* Work task:
The required result is the number of lines below that hold the word "icon", stated without anything else.

* Source information:
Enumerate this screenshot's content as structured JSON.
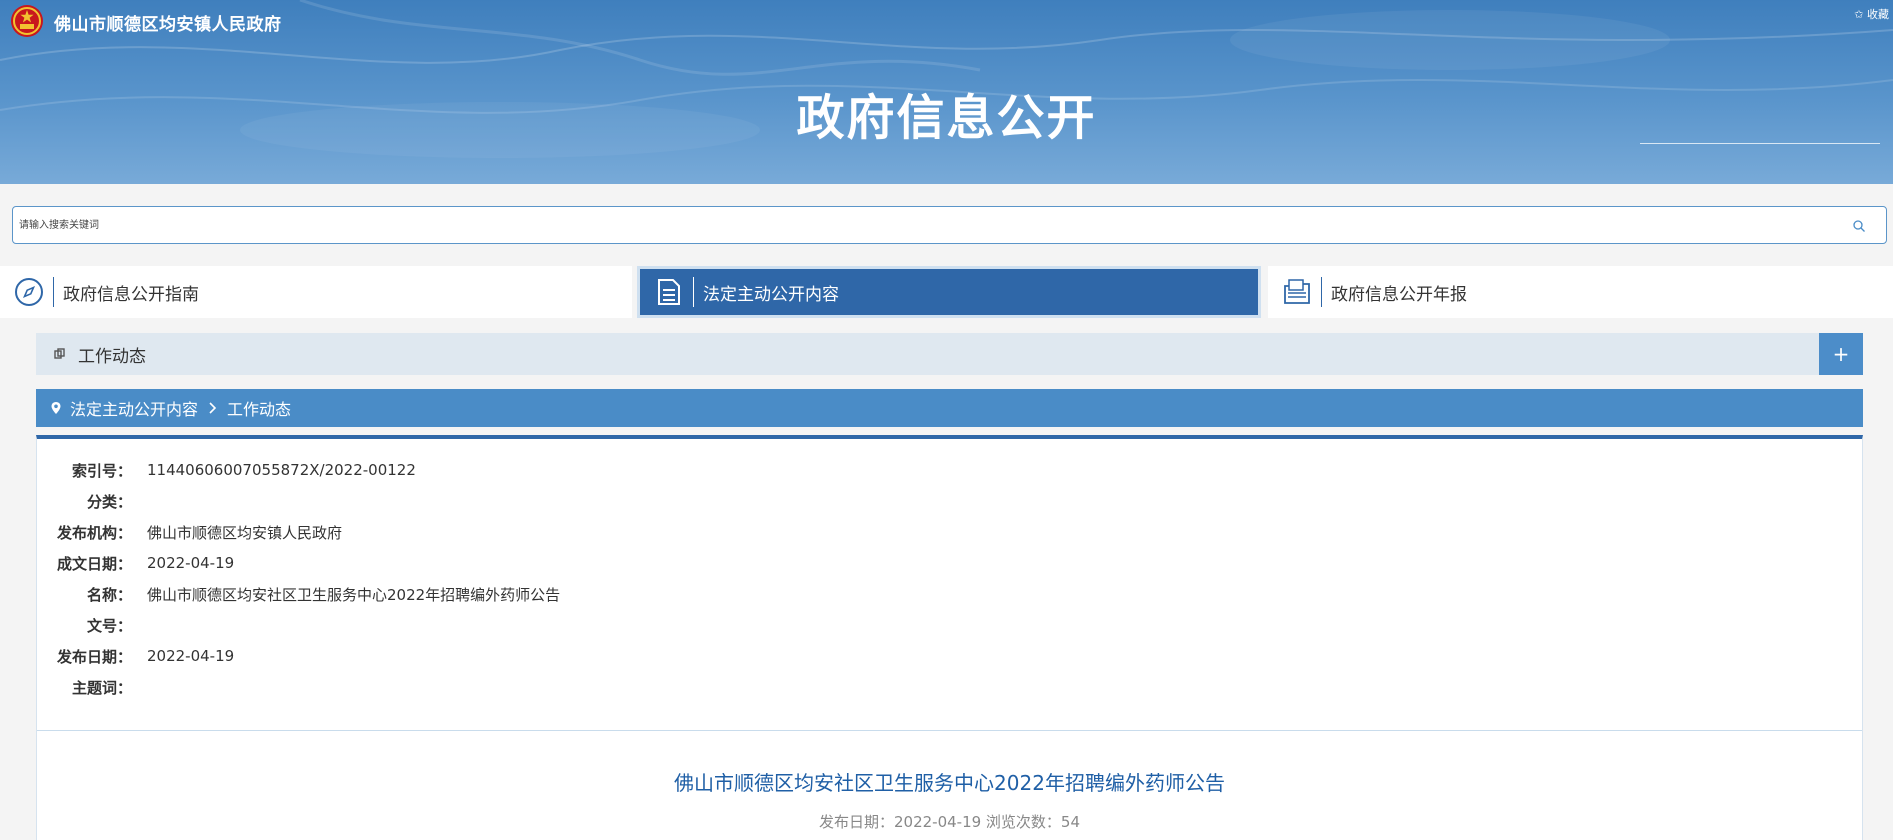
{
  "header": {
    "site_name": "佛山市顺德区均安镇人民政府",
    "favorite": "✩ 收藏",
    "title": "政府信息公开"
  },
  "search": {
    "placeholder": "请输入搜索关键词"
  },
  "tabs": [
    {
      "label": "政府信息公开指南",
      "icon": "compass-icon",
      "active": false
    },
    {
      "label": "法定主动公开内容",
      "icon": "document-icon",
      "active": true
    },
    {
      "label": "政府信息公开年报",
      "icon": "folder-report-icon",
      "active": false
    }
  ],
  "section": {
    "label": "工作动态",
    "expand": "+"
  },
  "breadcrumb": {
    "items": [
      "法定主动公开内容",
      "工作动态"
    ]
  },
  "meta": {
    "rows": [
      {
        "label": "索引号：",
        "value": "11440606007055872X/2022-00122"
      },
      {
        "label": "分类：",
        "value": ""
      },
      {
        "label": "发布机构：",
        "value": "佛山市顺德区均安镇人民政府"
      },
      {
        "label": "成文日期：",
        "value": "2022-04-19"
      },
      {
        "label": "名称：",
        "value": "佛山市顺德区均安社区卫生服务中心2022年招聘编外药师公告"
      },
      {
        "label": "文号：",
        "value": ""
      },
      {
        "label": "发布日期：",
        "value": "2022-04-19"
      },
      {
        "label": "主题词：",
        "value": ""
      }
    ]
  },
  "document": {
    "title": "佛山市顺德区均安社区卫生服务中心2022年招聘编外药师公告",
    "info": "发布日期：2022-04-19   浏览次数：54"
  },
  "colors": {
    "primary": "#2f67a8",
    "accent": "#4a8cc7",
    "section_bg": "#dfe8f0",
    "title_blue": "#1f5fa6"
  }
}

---

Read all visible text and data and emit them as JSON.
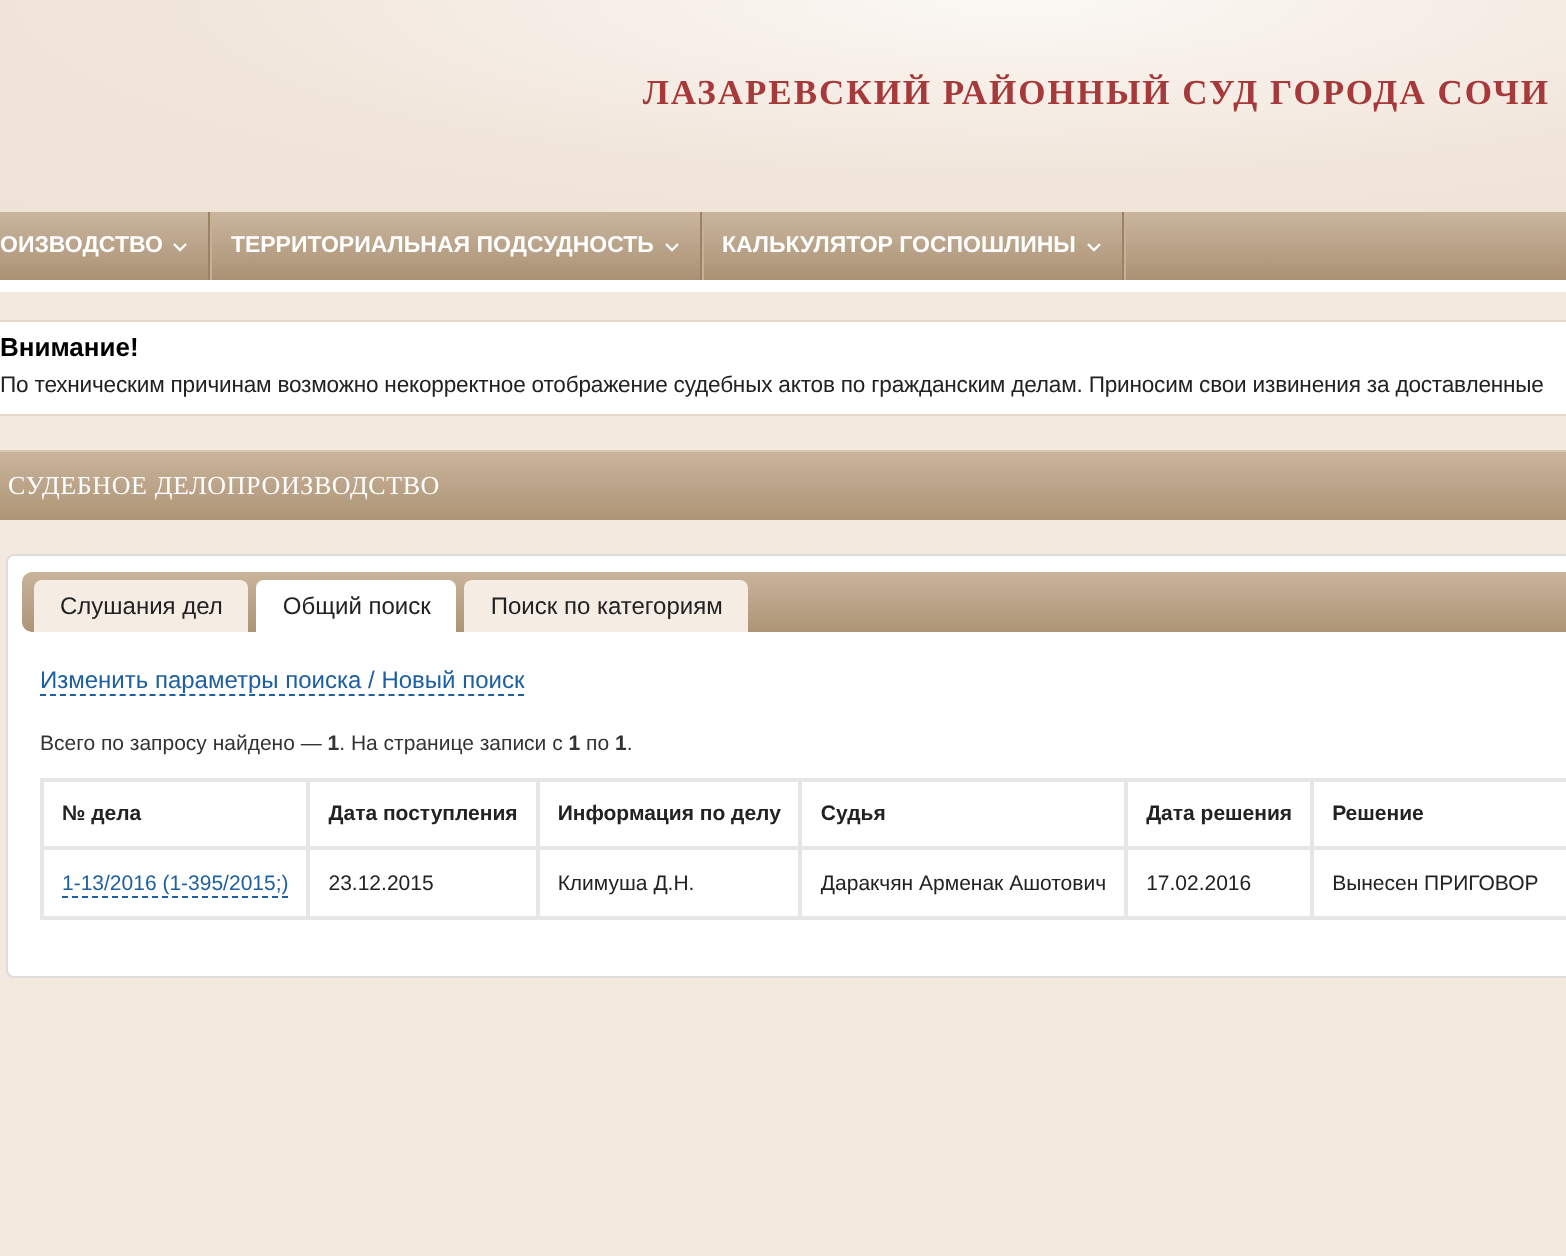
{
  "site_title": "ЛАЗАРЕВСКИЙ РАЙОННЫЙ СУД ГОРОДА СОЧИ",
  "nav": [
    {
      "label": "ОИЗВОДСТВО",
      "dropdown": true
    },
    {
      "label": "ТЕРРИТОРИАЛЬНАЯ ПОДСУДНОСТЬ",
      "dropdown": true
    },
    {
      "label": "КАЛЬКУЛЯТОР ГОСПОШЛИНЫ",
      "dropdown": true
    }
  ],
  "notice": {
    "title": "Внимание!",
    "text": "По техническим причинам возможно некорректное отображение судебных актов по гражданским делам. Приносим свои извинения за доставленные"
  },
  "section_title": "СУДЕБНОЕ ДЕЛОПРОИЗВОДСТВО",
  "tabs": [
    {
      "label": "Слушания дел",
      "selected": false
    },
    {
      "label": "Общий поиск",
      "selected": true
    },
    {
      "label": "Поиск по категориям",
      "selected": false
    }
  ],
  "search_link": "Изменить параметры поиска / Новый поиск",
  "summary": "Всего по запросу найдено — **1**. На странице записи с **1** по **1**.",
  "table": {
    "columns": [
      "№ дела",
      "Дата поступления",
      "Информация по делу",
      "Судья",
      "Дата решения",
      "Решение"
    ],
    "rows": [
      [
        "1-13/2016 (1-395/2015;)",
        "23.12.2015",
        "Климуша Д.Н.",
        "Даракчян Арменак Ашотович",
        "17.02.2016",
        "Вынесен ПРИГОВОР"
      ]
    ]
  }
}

* Exercise answer:
3